EL CERRITO -- The status of cyclists on busy San Pablo Avenue turned out to be a major focus of a meeting Saturday between residents and planners who are working on plans for the city's transportation future.
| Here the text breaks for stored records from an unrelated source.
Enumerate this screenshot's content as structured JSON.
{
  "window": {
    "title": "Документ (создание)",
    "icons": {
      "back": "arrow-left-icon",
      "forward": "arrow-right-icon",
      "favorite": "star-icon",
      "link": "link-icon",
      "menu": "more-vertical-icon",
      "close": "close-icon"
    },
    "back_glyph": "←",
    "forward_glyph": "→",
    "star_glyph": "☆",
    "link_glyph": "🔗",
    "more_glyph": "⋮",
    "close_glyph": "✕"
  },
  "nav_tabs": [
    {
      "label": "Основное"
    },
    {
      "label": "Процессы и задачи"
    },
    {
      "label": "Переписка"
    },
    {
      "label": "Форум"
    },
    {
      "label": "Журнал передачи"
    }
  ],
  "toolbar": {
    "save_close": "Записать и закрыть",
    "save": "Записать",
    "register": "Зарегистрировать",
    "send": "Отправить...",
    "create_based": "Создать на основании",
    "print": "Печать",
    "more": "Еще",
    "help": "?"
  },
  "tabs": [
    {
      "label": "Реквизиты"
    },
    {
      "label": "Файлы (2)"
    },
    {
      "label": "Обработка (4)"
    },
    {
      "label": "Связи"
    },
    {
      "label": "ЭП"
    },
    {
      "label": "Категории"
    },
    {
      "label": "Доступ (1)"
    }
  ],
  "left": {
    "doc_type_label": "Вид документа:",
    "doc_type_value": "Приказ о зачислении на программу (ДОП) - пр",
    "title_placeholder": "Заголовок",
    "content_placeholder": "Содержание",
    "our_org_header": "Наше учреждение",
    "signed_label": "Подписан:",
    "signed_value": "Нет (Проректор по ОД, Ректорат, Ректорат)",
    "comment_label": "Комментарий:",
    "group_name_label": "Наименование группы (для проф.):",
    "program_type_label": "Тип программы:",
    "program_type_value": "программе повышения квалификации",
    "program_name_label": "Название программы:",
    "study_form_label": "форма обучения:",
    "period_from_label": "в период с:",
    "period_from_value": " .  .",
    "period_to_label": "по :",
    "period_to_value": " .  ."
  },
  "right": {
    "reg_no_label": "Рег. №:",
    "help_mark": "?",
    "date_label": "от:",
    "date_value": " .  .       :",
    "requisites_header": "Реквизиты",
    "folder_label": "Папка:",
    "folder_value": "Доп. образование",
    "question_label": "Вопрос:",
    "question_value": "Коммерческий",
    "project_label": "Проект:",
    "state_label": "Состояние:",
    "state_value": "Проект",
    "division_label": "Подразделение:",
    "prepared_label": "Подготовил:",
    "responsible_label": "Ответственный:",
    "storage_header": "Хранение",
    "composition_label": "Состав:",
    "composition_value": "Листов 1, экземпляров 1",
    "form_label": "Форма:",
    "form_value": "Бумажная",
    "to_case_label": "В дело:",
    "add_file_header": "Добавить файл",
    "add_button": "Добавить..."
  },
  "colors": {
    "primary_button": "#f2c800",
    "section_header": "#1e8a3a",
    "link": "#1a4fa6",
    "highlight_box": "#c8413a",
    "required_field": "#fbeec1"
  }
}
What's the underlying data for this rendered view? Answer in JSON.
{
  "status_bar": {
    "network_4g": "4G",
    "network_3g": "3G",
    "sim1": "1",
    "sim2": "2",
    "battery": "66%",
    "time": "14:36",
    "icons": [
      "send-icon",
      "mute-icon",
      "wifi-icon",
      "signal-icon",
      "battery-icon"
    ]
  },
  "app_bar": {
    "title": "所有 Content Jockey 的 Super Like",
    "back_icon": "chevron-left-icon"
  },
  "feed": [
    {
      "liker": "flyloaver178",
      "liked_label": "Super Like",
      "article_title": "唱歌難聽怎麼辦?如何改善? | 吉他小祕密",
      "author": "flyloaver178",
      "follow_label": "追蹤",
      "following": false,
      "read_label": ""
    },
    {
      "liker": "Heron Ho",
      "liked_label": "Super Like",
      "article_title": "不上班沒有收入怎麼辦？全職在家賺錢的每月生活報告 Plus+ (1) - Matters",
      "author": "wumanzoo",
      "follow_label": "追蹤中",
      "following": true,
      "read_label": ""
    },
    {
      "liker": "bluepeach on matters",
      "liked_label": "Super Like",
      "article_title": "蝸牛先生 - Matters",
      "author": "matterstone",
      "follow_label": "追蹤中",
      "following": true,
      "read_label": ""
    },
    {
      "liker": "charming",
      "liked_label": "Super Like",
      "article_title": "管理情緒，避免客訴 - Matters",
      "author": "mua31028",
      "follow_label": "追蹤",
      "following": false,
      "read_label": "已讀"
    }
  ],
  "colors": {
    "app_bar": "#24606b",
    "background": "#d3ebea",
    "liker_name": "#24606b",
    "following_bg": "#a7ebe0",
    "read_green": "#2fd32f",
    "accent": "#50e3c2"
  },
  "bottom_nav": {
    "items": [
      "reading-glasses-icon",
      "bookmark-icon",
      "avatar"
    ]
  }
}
The thoroughfare needs to accommodate growing numbers of bicyclists and encourage walking, while maintaining adequate parking for businesses and allowing for buses and continued use by cars and trucks, said Melanie Mintz, the city's Environmental Service Division manager.
It became clear that addressing the needs of more forms of transportation in the same amount of space will involve trade-offs.
For example, El Cerrito is considering placing "buffered" bike lanes on San Pablo.
These lanes would be placed between street parking spaces and the sidewalk to separate bike riders from vehicular traffic.
The lanes would reduce accidents from drivers and passengers opening car doors in the paths of bicyclists and from vehicles running into bicyclists.
But, they would create another hazard by requiring passengers emerging from parked cars to cross the bicycle lanes to reach the sidewalk, said Garland Ellis, a resident of nearby Richmond Annex.
Ellis suggested moving bike lanes off San Pablo entirely, encouraging riders to move a block east to Stockton Street or to other side streets when travelling north and south within the city.
El Cerrito resident Rinda Wardle disagreed, saying she was really excited by the buffered lanes concept on San Pablo and that the city should make all of its streets bicycle friendly.
Wardle said she has trained her 6-year-old son and 8-year-old daughter to ride bikes at an early age rather than become dependent on automobiles.
"I'm here to give my positive input about doing without a car," Wardle said.
Residential and commercial development are also a key component of the San Pablo Avenue Specific Plan and other initiatives that aim to make El Cerrito a greener city with a tighter, more focused central core.
Breaking up long blocks, requiring variations in facades in terms of setbacks, colors and textures, and respecting existing buildings with the height and mass of new structures will be in guidelines for new construction, said Mukul Malhotra, a Berkeley-based consultant.
The city also wants to cut parking requirements for new residential units from two spaces to one space per unit to help encourage walking and use of public transit, Mintz said.
Planners favor providing tiny "pocket parks" and other smaller areas of open space within a more densely developed community, in keeping with El Cerrito's Urban Greening Plan, Malhotra said.
That goal could be more difficult to reach because most existing open parcels are very small, he said.
"There aren't many contiguous large parcels that we can draw on," Malhotra said.
Nick Arzio, who lives in a second-floor flat on San Pablo Avenue, spoke in favor of higher-density housing, especially if it makes units more affordable.
"I think teachers who work in El Cerrito should be able to afford to live here," he said.
Most participants seemed pleased by the general direction of the city's goals, including Berkeley resident Betsy Morris, who said she thinks El Cerrito is "a lovely city on a humane scale that could be more filled in and more inviting."
But Ellis and fellow Richmond Annex resident Dave Harris went against the flow, saying that although much of the west side of San Pablo Avenue is in Richmond, El Cerrito isn't paying attention to Richmond residents' concerns.
"High density is not compatible with Richmond Annex," Harris said. "Taller buildings, restricted parking for business and bike lanes badly situated for parked cars are bad ideas."
About 50 participants attended at least one of two sessions held at the El Cerrito Community Center.